* WHAT TO WORK ON *
Examine each line of the data. Copy those that contain the string "slot".

* DATA SUPPLIED *
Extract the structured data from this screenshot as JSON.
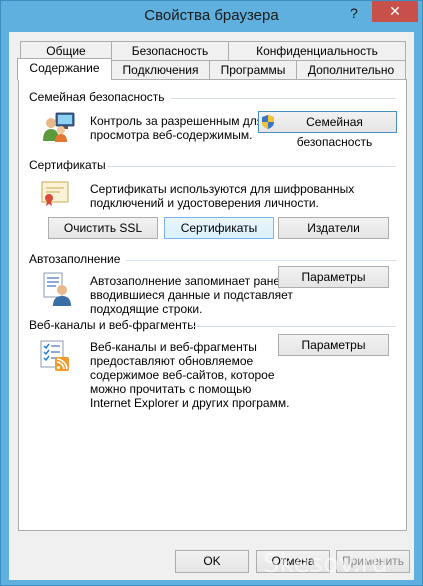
{
  "window": {
    "title": "Свойства браузера",
    "help_glyph": "?",
    "close_glyph": "✕"
  },
  "tabs_row1": [
    {
      "label": "Общие"
    },
    {
      "label": "Безопасность"
    },
    {
      "label": "Конфиденциальность"
    }
  ],
  "tabs_row2": [
    {
      "label": "Содержание",
      "active": true
    },
    {
      "label": "Подключения"
    },
    {
      "label": "Программы"
    },
    {
      "label": "Дополнительно"
    }
  ],
  "family": {
    "title": "Семейная безопасность",
    "text_line1": "Контроль за разрешенным для",
    "text_line2": "просмотра веб-содержимым.",
    "button": "Семейная безопасность"
  },
  "certificates": {
    "title": "Сертификаты",
    "text_line1": "Сертификаты используются для шифрованных",
    "text_line2": "подключений и удостоверения личности.",
    "buttons": {
      "clear_ssl": "Очистить SSL",
      "certificates": "Сертификаты",
      "publishers": "Издатели"
    }
  },
  "autocomplete": {
    "title": "Автозаполнение",
    "text_line1": "Автозаполнение запоминает ранее",
    "text_line2": "вводившиеся данные и подставляет",
    "text_line3": "подходящие строки.",
    "button": "Параметры"
  },
  "feeds": {
    "title": "Веб-каналы и веб-фрагменты",
    "text_line1": "Веб-каналы и веб-фрагменты",
    "text_line2": "предоставляют обновляемое",
    "text_line3": "содержимое веб-сайтов, которое",
    "text_line4": "можно прочитать с помощью",
    "text_line5": "Internet Explorer и других программ.",
    "button": "Параметры"
  },
  "footer": {
    "ok": "OK",
    "cancel": "Отмена",
    "apply": "Применить"
  },
  "watermark": "Skesov.ru"
}
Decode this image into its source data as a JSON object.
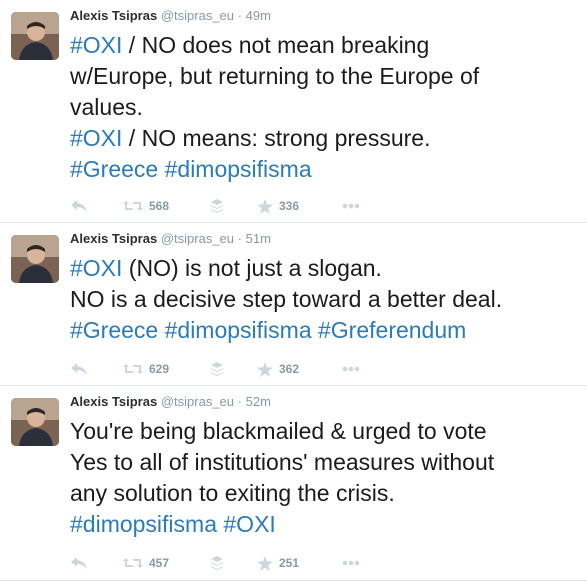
{
  "tweets": [
    {
      "name": "Alexis Tsipras",
      "handle": "@tsipras_eu",
      "separator": "·",
      "time": "49m",
      "lines": [
        [
          {
            "t": "#OXI",
            "tag": true
          },
          {
            "t": " / NO does not mean breaking"
          }
        ],
        [
          {
            "t": "w/Europe, but returning to the Europe of"
          }
        ],
        [
          {
            "t": "values."
          }
        ],
        [
          {
            "t": "#OXI",
            "tag": true
          },
          {
            "t": " / NO means: strong pressure."
          }
        ],
        [
          {
            "t": "#Greece",
            "tag": true
          },
          {
            "t": " "
          },
          {
            "t": "#dimopsifisma",
            "tag": true
          }
        ]
      ],
      "retweets": "568",
      "favorites": "336"
    },
    {
      "name": "Alexis Tsipras",
      "handle": "@tsipras_eu",
      "separator": "·",
      "time": "51m",
      "lines": [
        [
          {
            "t": "#OXI",
            "tag": true
          },
          {
            "t": " (NO) is not just a slogan."
          }
        ],
        [
          {
            "t": "NO is a decisive step toward a better deal."
          }
        ],
        [
          {
            "t": "#Greece",
            "tag": true
          },
          {
            "t": " "
          },
          {
            "t": "#dimopsifisma",
            "tag": true
          },
          {
            "t": " "
          },
          {
            "t": "#Greferendum",
            "tag": true
          }
        ]
      ],
      "retweets": "629",
      "favorites": "362"
    },
    {
      "name": "Alexis Tsipras",
      "handle": "@tsipras_eu",
      "separator": "·",
      "time": "52m",
      "lines": [
        [
          {
            "t": "You're being blackmailed & urged to vote"
          }
        ],
        [
          {
            "t": "Yes to all of institutions' measures without"
          }
        ],
        [
          {
            "t": "any solution to exiting the crisis."
          }
        ],
        [
          {
            "t": "#dimopsifisma",
            "tag": true
          },
          {
            "t": " "
          },
          {
            "t": "#OXI",
            "tag": true
          }
        ]
      ],
      "retweets": "457",
      "favorites": "251"
    }
  ],
  "colors": {
    "hashtag": "#2b7bb9",
    "meta": "#8899a6",
    "text": "#1b1b1b",
    "divider": "#e1e8ed"
  },
  "icons": {
    "reply": "reply-icon",
    "retweet": "retweet-icon",
    "buffer": "stack-icon",
    "favorite": "star-icon",
    "more": "more-icon"
  }
}
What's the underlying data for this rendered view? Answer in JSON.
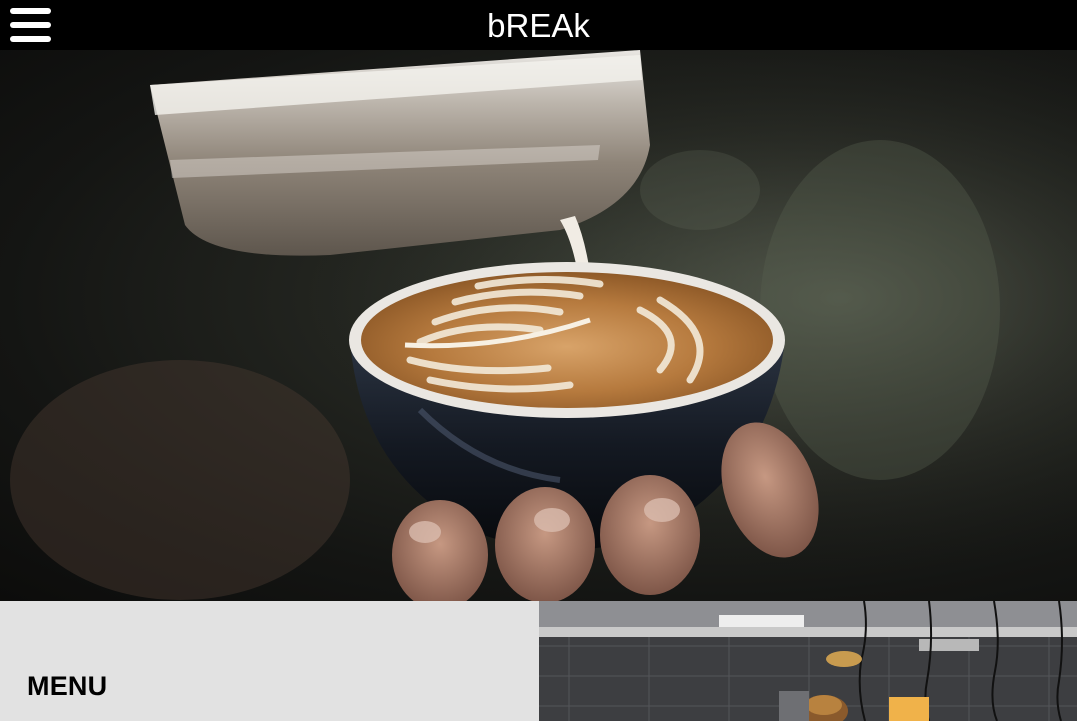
{
  "header": {
    "brand": "bREAk",
    "menu_icon": "hamburger-menu-icon"
  },
  "hero": {
    "image": "latte-art-pour-photo"
  },
  "sections": [
    {
      "title": "MENU",
      "image": "kitchen-counter-photo"
    }
  ],
  "colors": {
    "header_bg": "#000000",
    "brand_text": "#ffffff",
    "menu_panel_bg": "#e2e2e2",
    "menu_title_text": "#000000"
  }
}
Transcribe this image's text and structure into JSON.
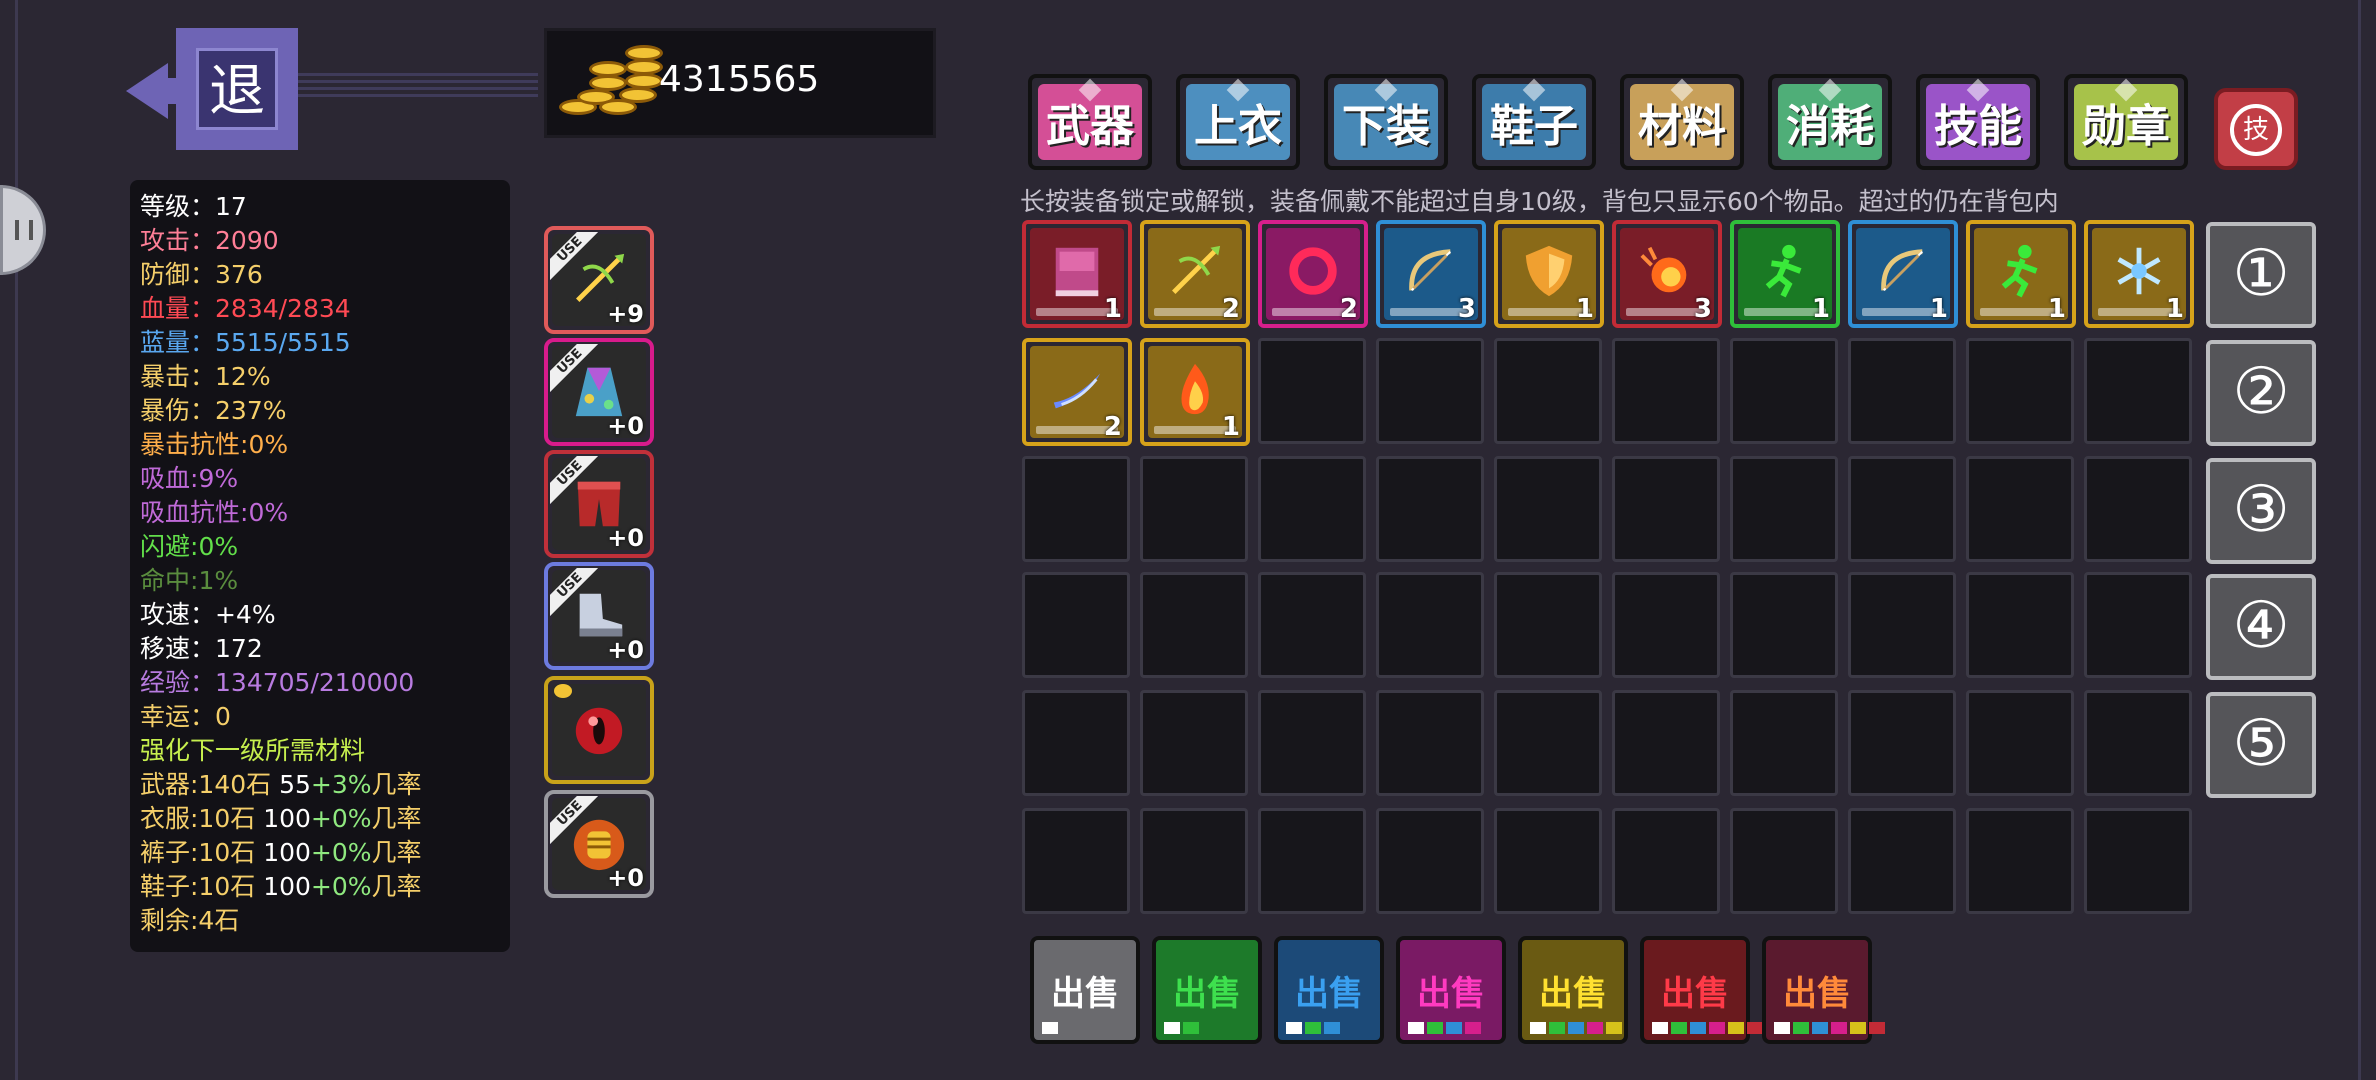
{
  "back_button": {
    "label": "退"
  },
  "gold": {
    "amount": "4315565"
  },
  "stats": [
    {
      "label": "等级：",
      "value": "17",
      "label_color": "#ffffff",
      "value_color": "#ffffff"
    },
    {
      "label": "攻击：",
      "value": "2090",
      "label_color": "#ff7f97",
      "value_color": "#ff7f97"
    },
    {
      "label": "防御：",
      "value": "376",
      "label_color": "#f5cf6a",
      "value_color": "#f5cf6a"
    },
    {
      "label": "血量：",
      "value": "2834/2834",
      "label_color": "#ff4a54",
      "value_color": "#ff4a54"
    },
    {
      "label": "蓝量：",
      "value": "5515/5515",
      "label_color": "#5aa8f0",
      "value_color": "#5aa8f0"
    },
    {
      "label": "暴击：",
      "value": "12%",
      "label_color": "#f5cf6a",
      "value_color": "#f5cf6a"
    },
    {
      "label": "暴伤：",
      "value": "237%",
      "label_color": "#f5cf6a",
      "value_color": "#f5cf6a"
    },
    {
      "label": "暴击抗性:",
      "value": "0%",
      "label_color": "#ffae4a",
      "value_color": "#ffae4a"
    },
    {
      "label": "吸血:",
      "value": "9%",
      "label_color": "#c06ad8",
      "value_color": "#c06ad8"
    },
    {
      "label": "吸血抗性:",
      "value": "0%",
      "label_color": "#c06ad8",
      "value_color": "#c06ad8"
    },
    {
      "label": "闪避:",
      "value": "0%",
      "label_color": "#62df4a",
      "value_color": "#62df4a"
    },
    {
      "label": "命中:",
      "value": "1%",
      "label_color": "#5a8d3e",
      "value_color": "#5a8d3e"
    },
    {
      "label": "攻速：",
      "value": "+4%",
      "label_color": "#ffffff",
      "value_color": "#ffffff"
    },
    {
      "label": "移速：",
      "value": "172",
      "label_color": "#ffffff",
      "value_color": "#ffffff"
    },
    {
      "label": "经验：",
      "value": "134705/210000",
      "label_color": "#b87be0",
      "value_color": "#b87be0"
    },
    {
      "label": "幸运：",
      "value": "0",
      "label_color": "#f5cf6a",
      "value_color": "#f5cf6a"
    }
  ],
  "upgrade": {
    "title": "强化下一级所需材料",
    "rows": [
      {
        "name": "武器:140石 ",
        "base": "55",
        "bonus": "+3%",
        "suffix": "几率"
      },
      {
        "name": "衣服:10石 ",
        "base": "100",
        "bonus": "+0%",
        "suffix": "几率"
      },
      {
        "name": "裤子:10石 ",
        "base": "100",
        "bonus": "+0%",
        "suffix": "几率"
      },
      {
        "name": "鞋子:10石 ",
        "base": "100",
        "bonus": "+0%",
        "suffix": "几率"
      }
    ],
    "remaining": "剩余:4石"
  },
  "equipped": [
    {
      "slot": "weapon",
      "badge": "USE",
      "plus": "+9",
      "icon": "crossbow-icon",
      "frame_color": "#e05a5a"
    },
    {
      "slot": "armor",
      "badge": "USE",
      "plus": "+0",
      "icon": "robe-icon",
      "frame_color": "#d81b8c"
    },
    {
      "slot": "pants",
      "badge": "USE",
      "plus": "+0",
      "icon": "red-pants-icon",
      "frame_color": "#c0303a"
    },
    {
      "slot": "shoes",
      "badge": "USE",
      "plus": "+0",
      "icon": "boots-icon",
      "frame_color": "#6d7be0"
    },
    {
      "slot": "pet",
      "badge": "",
      "plus": "",
      "icon": "red-eye-orb-icon",
      "frame_color": "#c9a21a"
    },
    {
      "slot": "medal",
      "badge": "USE",
      "plus": "+0",
      "icon": "fist-medal-icon",
      "frame_color": "#9a9aa0"
    }
  ],
  "tabs": [
    {
      "label": "武器",
      "color": "#d44f96"
    },
    {
      "label": "上衣",
      "color": "#4d8fbf"
    },
    {
      "label": "下装",
      "color": "#4788b6"
    },
    {
      "label": "鞋子",
      "color": "#3d7cab"
    },
    {
      "label": "材料",
      "color": "#c8a05a"
    },
    {
      "label": "消耗",
      "color": "#4fae78"
    },
    {
      "label": "技能",
      "color": "#9a54c8"
    },
    {
      "label": "勋章",
      "color": "#a7c24a"
    }
  ],
  "skill_button": {
    "label": "技"
  },
  "hint": "长按装备锁定或解锁，装备佩戴不能超过自身10级，背包只显示60个物品。超过的仍在背包内",
  "inventory": [
    {
      "count": "1",
      "icon": "spellbook-icon",
      "frame": "#c22b36",
      "bg": "#7a1d28"
    },
    {
      "count": "2",
      "icon": "crossbow-icon",
      "frame": "#d6a21a",
      "bg": "#8a6a18"
    },
    {
      "count": "2",
      "icon": "ring-icon",
      "frame": "#d61f8c",
      "bg": "#8a1a64"
    },
    {
      "count": "3",
      "icon": "bow-icon",
      "frame": "#2f8fd6",
      "bg": "#1c5a8a"
    },
    {
      "count": "1",
      "icon": "shield-icon",
      "frame": "#d6a21a",
      "bg": "#8a6a18"
    },
    {
      "count": "3",
      "icon": "fireball-icon",
      "frame": "#c22b36",
      "bg": "#7a1d28"
    },
    {
      "count": "1",
      "icon": "runner-icon",
      "frame": "#2fbf3a",
      "bg": "#1a7a24"
    },
    {
      "count": "1",
      "icon": "bow-icon",
      "frame": "#2f8fd6",
      "bg": "#1c5a8a"
    },
    {
      "count": "1",
      "icon": "runner-icon",
      "frame": "#d6a21a",
      "bg": "#8a6a18"
    },
    {
      "count": "1",
      "icon": "snowflake-icon",
      "frame": "#d6a21a",
      "bg": "#8a6a18"
    },
    {
      "count": "2",
      "icon": "slash-icon",
      "frame": "#d6a21a",
      "bg": "#8a6a18"
    },
    {
      "count": "1",
      "icon": "fire-icon",
      "frame": "#d6a21a",
      "bg": "#8a6a18"
    }
  ],
  "pages": [
    "①",
    "②",
    "③",
    "④",
    "⑤"
  ],
  "sell_buttons": [
    {
      "label": "出售",
      "bg": "#6a6a6e",
      "text": "#ffffff",
      "dots": [
        "#ffffff"
      ]
    },
    {
      "label": "出售",
      "bg": "#1d7a2a",
      "text": "#3ee04e",
      "dots": [
        "#ffffff",
        "#2fbf3a"
      ]
    },
    {
      "label": "出售",
      "bg": "#1c4a78",
      "text": "#3aa0f0",
      "dots": [
        "#ffffff",
        "#2fbf3a",
        "#2f8fd6"
      ]
    },
    {
      "label": "出售",
      "bg": "#7a1a64",
      "text": "#ff3ac0",
      "dots": [
        "#ffffff",
        "#2fbf3a",
        "#2f8fd6",
        "#d61f8c"
      ]
    },
    {
      "label": "出售",
      "bg": "#6a5a12",
      "text": "#ffe030",
      "dots": [
        "#ffffff",
        "#2fbf3a",
        "#2f8fd6",
        "#d61f8c",
        "#d6c21a"
      ]
    },
    {
      "label": "出售",
      "bg": "#6a1a1e",
      "text": "#ff3a48",
      "dots": [
        "#ffffff",
        "#2fbf3a",
        "#2f8fd6",
        "#d61f8c",
        "#d6c21a",
        "#c22b36"
      ]
    },
    {
      "label": "出售",
      "bg": "#5a1a2e",
      "text": "#ff8a3a",
      "dots": [
        "#ffffff",
        "#2fbf3a",
        "#2f8fd6",
        "#d61f8c",
        "#d6c21a",
        "#c22b36"
      ]
    }
  ]
}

* TASK ANSWER *
      "slot": "weapon",
      "slot": "armor",
      "slot": "pants",
      "slot": "shoes",
      "slot": "pet",
      "slot": "medal",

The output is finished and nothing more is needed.